Jamie Sanborn


Hometown: Wichita, KS

Alma maters: University of Kansas, B.M.; University of Texas at Austin, M.M.

Photos by Matt Dine


Awards/Competitions: Finalist, 2014 Coltman Chamber Music Competition; National Finalist, 2013 MTNA Young Artists Solo Brass Division; 3rd Place, 2006 MTNA National Senior Brass Solo Division

Appearances: Sarasota Music Festival, 2017; Banff Music Center, 2016; Orchestra of the Americas, 2015; Aspen Music Festival, 2014; Colorado College Music Festival, 2014; Hot Springs Music Festival, 2013; Round Top Music Festival, 2012; Topeka Symphony, Assistant/Utility Horn, 2012–13; Eutiner Festpiele Opera Festival, Germany, 2011

What is your earliest memory of classical music? Hearing the sound of the symphony orchestra for the first time in Disney’s movie Fantasia

When did you realize you wanted to pursue music as a career? As soon as I began playing my first dented up public school horn. It wasn’t a specific moment but a feeling in my gut that I knew I needed this in my life and I was never going to give it up.

What inspired you to audition for TŌN? I heard about TŌN from my dearest friend Lauren Peacock, who is a cellist that joined the orchestra during its second year. I was inspired to apply because I was teaching and gigging full time in Houston and I was dying to play in an orchestra full-time again. Plus, I could focus on my own performance practice and be a part of something new that had ideals that matched my own.

What do you think orchestra concerts should look like in the 21st Century? In my humble opinion orchestras need to shake it up more. It is not sustainable to continue playing the same core repertoire every year. Or if orchestras want to continue playing the same repertoire they need to present it in a way that connects to an audience: explain the depth of the music, how it relates to our world today, what to listen for, and help audiences understand the importance of this art form.
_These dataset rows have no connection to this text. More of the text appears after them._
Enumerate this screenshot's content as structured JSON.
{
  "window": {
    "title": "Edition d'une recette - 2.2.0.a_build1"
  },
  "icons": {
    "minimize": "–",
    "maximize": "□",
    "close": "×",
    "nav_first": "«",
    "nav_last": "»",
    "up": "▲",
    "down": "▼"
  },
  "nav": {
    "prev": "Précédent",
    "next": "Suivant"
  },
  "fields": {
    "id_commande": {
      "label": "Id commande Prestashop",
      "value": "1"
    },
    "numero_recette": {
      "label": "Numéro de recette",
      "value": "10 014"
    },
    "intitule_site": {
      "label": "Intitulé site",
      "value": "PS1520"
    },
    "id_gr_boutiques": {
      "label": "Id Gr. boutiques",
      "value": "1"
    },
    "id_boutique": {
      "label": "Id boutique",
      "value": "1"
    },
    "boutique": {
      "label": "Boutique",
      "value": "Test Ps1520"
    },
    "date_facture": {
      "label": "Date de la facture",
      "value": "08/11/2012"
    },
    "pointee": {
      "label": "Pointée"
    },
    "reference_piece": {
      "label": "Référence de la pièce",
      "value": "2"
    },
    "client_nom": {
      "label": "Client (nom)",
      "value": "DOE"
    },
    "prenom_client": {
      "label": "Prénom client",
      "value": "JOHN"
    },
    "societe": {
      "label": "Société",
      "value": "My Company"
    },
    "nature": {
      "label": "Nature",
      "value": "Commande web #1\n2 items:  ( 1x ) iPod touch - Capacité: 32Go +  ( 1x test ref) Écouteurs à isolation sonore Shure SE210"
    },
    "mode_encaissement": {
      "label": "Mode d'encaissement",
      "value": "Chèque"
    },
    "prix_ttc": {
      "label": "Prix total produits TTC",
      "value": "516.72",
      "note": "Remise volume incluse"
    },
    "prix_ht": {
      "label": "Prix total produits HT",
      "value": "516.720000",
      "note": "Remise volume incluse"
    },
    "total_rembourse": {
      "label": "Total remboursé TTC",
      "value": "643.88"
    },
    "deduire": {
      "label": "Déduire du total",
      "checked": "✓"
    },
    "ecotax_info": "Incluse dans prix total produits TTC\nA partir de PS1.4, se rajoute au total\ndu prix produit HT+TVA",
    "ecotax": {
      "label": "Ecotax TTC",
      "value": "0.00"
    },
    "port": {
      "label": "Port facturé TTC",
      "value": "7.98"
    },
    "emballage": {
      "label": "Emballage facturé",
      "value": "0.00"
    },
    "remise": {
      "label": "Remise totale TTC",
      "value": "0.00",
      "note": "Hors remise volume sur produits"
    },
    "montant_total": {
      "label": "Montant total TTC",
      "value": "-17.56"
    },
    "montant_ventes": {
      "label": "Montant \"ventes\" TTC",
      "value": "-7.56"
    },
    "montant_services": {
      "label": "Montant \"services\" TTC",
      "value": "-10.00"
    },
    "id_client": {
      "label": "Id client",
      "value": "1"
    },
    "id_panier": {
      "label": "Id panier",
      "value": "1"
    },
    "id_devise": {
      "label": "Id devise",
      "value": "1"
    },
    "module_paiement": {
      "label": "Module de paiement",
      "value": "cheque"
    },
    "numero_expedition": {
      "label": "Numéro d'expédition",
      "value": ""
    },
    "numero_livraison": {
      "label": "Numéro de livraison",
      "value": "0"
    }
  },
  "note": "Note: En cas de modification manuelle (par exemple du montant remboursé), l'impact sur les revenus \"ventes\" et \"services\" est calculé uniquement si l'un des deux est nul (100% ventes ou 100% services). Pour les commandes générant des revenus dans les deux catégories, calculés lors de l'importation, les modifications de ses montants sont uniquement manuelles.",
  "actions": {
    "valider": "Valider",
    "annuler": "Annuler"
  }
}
I also believe that combing other forms of expression (dance, art, writing, video) into a concert setting could make classical concerts more inviting for an audience. And honestly just speaking to audience members before, during, or after a concert I believe could make a huge change.

Who is your biggest inspiration? My incredible teacher and mentor William VerMeulen, who I will forever hear in the back of my mind pushing me to be a better musician in every way, every day.

Which composer do you feel you connect with the most? Definitely Sergei Rachmaninoff, whose colorful music and incredibly captivating melodic lines continuously mesmerize me every time I listen to his music. While there are a great number of composers whose transcendent music can fill my heart, Rachmaninoff speaks to my soul.

What is your favorite piece of music, and why do you love it?: Depends on my mood, but Rachmaninoff’s Symphony No. 2 and the 4th movement from Mahler’s Symphony No. 5 are both pieces I frequently listen to because they move me to tears, but not necessarily in a sad way. They just leave a heavy impact on my heart.

What has been your favorite experience as a musician? Hands down all the people I’ve met that have opened my mind to new ideas and worlds that I never would have known existed if I had just stayed in Kansas; but don’t get me wrong, I absolutely love Kansas.

What is some advice you would give to your younger self? Don’t waste so much time on dating and focus on horn.

Favorite non-classical musician or band: Lady Gaga

If you could play another instrument, what would it be? Cello, because it rivals the horn with it’s gorgeous sound.

If you weren’t a musician, what would you be doing? I love learning anything about the brain and our subconscious so either psychology or brain surgery.

What is your favorite place you’ve traveled to and why?: Montréal, because it has amazing public transportation, is incredibly clean, has great shopping, the symphony is world-class, and there is a huge hill in the middle of it.

Tell us something about yourself that might surprise us: I can lick my elbow.

Piece of advice for a young classical musician: Try your best not to define yourself by your success as a musician but instead by the passion you feel for the music. If you truly want to succeed in classical music and want it bad enough you will get there.